— WORK TO COMPLETE —
Print the line that contains "Enumerate this screenshot's content" and every line after it through the last line of the records below, exactly as written and nothing else.

— EXERCISE INPUT —
---------------

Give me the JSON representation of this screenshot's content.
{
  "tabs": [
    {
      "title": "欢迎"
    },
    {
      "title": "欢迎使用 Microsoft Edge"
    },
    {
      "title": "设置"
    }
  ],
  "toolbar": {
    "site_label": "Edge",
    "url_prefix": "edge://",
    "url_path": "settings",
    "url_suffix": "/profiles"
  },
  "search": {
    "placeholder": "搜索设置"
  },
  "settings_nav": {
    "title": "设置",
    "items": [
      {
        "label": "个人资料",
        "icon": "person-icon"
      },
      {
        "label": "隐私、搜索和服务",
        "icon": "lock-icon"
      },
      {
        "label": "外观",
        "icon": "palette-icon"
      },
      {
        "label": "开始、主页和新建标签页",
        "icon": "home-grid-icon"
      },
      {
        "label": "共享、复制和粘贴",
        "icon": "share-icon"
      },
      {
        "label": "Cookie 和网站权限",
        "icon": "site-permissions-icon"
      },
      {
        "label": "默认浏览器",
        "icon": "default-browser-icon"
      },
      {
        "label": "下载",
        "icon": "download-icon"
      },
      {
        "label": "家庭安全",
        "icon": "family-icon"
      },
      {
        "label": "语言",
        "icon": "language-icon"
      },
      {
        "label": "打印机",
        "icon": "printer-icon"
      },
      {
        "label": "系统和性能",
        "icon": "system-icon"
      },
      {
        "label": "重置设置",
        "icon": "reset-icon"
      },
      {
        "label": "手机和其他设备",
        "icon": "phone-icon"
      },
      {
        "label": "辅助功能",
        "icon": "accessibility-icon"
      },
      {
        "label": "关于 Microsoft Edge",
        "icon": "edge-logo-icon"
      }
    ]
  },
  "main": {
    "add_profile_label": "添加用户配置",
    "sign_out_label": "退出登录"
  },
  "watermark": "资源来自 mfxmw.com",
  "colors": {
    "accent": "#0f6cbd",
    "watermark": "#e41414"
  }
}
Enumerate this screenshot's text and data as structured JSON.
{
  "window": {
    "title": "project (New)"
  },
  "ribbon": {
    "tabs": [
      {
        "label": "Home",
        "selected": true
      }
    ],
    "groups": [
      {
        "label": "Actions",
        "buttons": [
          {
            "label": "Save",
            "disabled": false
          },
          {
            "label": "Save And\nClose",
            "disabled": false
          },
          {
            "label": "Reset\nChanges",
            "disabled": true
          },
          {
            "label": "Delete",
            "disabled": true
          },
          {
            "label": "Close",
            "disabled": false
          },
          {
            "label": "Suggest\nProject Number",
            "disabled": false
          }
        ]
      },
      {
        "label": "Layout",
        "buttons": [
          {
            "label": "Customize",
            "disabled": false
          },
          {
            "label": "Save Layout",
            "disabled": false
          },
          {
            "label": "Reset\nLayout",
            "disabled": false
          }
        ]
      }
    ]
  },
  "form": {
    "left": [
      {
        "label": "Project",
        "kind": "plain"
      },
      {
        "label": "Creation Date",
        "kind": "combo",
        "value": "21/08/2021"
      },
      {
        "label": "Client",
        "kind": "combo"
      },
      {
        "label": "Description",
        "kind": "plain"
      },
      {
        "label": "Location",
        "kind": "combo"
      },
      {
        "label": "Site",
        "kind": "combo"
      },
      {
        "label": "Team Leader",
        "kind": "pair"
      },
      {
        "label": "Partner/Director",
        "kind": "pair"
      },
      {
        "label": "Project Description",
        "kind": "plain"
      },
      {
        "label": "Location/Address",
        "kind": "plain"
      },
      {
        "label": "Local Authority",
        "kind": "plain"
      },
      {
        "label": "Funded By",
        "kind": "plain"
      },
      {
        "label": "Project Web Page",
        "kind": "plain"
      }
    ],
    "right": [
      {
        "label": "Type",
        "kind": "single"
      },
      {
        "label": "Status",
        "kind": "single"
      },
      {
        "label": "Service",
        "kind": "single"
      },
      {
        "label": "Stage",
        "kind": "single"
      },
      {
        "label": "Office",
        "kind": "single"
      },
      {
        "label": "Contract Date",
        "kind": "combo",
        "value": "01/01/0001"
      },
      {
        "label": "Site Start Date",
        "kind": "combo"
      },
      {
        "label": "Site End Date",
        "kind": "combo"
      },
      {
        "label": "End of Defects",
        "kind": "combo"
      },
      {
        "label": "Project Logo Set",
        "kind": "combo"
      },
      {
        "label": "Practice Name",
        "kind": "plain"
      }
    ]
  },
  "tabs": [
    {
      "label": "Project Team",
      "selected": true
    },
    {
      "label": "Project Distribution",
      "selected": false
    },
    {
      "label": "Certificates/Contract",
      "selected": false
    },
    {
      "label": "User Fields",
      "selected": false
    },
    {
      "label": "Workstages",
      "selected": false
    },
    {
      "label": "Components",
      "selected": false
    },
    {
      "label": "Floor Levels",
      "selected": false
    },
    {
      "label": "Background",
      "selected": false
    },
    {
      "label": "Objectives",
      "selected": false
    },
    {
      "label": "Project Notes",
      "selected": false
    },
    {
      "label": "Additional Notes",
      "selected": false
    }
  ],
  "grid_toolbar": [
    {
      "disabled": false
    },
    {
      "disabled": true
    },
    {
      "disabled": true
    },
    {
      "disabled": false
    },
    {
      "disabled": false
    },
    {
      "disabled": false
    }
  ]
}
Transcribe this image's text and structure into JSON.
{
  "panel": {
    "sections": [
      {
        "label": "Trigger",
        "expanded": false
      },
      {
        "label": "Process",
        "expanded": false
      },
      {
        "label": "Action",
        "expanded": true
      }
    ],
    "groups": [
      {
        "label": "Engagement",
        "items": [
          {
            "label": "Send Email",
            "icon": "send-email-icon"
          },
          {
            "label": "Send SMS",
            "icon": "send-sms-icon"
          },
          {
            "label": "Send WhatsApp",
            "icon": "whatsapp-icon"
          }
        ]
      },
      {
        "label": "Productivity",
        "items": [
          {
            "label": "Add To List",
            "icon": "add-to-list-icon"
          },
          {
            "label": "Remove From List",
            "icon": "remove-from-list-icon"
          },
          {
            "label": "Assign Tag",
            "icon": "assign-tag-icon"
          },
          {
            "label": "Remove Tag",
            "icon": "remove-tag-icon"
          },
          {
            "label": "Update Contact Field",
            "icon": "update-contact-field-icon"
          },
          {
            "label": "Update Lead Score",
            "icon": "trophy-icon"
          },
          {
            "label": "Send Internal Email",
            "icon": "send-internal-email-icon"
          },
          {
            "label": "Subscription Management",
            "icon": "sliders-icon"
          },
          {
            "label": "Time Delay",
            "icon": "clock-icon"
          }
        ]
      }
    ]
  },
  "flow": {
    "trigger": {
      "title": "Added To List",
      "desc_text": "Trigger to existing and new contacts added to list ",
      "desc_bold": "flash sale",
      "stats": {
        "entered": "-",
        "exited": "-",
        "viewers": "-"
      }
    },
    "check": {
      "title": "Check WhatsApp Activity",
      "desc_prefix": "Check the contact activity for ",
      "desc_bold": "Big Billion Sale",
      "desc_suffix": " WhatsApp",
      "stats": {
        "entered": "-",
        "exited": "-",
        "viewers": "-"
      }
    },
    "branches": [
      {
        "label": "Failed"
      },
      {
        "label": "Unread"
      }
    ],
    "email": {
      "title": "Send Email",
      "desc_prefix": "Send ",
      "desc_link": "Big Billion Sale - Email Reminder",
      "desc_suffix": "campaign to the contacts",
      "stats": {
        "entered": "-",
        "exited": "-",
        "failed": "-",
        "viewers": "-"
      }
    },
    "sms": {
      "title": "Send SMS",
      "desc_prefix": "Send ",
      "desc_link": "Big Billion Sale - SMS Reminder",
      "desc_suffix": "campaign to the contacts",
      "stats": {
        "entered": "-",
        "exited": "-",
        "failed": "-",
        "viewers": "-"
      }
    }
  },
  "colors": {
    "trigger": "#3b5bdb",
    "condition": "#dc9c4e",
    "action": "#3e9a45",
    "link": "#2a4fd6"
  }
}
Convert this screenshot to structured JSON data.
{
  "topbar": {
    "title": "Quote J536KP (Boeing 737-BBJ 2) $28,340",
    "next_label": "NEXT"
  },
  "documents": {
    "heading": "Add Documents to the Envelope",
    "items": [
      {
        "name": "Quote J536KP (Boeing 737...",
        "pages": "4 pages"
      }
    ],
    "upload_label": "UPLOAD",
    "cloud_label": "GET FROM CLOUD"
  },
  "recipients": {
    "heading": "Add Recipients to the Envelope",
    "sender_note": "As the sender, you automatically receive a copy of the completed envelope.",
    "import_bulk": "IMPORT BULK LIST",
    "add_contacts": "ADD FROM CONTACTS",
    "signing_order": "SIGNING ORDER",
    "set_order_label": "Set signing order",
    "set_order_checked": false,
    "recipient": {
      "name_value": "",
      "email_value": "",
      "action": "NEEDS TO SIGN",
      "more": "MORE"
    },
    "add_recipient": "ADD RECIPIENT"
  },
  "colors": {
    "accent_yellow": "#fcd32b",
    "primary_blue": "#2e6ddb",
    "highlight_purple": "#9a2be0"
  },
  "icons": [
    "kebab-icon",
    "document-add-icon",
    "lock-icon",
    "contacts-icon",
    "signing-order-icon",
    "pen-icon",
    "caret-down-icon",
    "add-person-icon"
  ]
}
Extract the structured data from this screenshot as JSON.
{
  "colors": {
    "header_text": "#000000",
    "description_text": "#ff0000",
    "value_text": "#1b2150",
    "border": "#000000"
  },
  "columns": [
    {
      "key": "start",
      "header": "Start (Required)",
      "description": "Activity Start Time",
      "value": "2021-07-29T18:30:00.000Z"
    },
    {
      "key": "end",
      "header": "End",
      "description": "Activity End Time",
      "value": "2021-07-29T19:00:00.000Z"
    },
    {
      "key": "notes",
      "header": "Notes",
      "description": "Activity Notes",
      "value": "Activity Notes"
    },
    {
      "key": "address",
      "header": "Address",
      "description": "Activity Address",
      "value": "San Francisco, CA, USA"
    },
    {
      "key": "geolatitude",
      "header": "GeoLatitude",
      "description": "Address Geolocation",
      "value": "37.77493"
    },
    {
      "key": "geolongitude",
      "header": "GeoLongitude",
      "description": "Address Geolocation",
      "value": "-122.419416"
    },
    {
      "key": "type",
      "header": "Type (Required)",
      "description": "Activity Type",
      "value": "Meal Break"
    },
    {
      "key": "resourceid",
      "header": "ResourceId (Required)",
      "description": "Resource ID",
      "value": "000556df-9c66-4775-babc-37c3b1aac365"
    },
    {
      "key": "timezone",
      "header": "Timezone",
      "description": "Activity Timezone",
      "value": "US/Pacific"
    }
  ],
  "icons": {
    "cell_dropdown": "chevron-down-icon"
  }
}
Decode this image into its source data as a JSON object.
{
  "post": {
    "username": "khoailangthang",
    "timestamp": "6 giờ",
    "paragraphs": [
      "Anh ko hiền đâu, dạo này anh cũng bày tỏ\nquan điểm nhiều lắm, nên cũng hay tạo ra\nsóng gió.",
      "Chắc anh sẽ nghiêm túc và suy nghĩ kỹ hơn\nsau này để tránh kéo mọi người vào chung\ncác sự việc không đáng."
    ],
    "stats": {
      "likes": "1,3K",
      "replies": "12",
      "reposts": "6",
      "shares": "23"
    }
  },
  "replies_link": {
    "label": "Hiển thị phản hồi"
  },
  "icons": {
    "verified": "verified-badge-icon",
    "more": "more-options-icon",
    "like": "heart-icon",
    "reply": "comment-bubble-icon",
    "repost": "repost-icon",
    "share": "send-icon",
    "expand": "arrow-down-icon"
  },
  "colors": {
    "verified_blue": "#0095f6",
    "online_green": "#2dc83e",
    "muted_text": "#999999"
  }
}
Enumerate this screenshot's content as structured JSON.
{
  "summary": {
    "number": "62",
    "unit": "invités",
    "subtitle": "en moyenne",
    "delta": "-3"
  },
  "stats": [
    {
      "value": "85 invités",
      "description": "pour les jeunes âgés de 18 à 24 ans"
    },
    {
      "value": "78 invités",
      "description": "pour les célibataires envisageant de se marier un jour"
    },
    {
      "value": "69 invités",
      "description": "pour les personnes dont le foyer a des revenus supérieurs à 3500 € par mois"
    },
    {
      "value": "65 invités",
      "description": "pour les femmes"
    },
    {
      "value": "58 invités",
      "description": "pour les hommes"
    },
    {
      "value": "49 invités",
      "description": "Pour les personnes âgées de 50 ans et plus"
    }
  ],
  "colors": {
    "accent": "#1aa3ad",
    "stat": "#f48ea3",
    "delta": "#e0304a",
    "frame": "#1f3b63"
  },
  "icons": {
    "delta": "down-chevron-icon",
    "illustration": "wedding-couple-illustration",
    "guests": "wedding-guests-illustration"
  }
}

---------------

— RESULT FOR THIS TASK —
Enumerate this screenshot's content as structured JSON.
{
  "summary": {
    "number": "62",
    "unit": "invités",
    "subtitle": "en moyenne",
    "delta": "-3"
  },
  "stats": [
    {
      "value": "85 invités",
      "description": "pour les jeunes âgés de 18 à 24 ans"
    },
    {
      "value": "78 invités",
      "description": "pour les célibataires envisageant de se marier un jour"
    },
    {
      "value": "69 invités",
      "description": "pour les personnes dont le foyer a des revenus supérieurs à 3500 € par mois"
    },
    {
      "value": "65 invités",
      "description": "pour les femmes"
    },
    {
      "value": "58 invités",
      "description": "pour les hommes"
    },
    {
      "value": "49 invités",
      "description": "Pour les personnes âgées de 50 ans et plus"
    }
  ],
  "colors": {
    "accent": "#1aa3ad",
    "stat": "#f48ea3",
    "delta": "#e0304a",
    "frame": "#1f3b63"
  },
  "icons": {
    "delta": "down-chevron-icon",
    "illustration": "wedding-couple-illustration",
    "guests": "wedding-guests-illustration"
  }
}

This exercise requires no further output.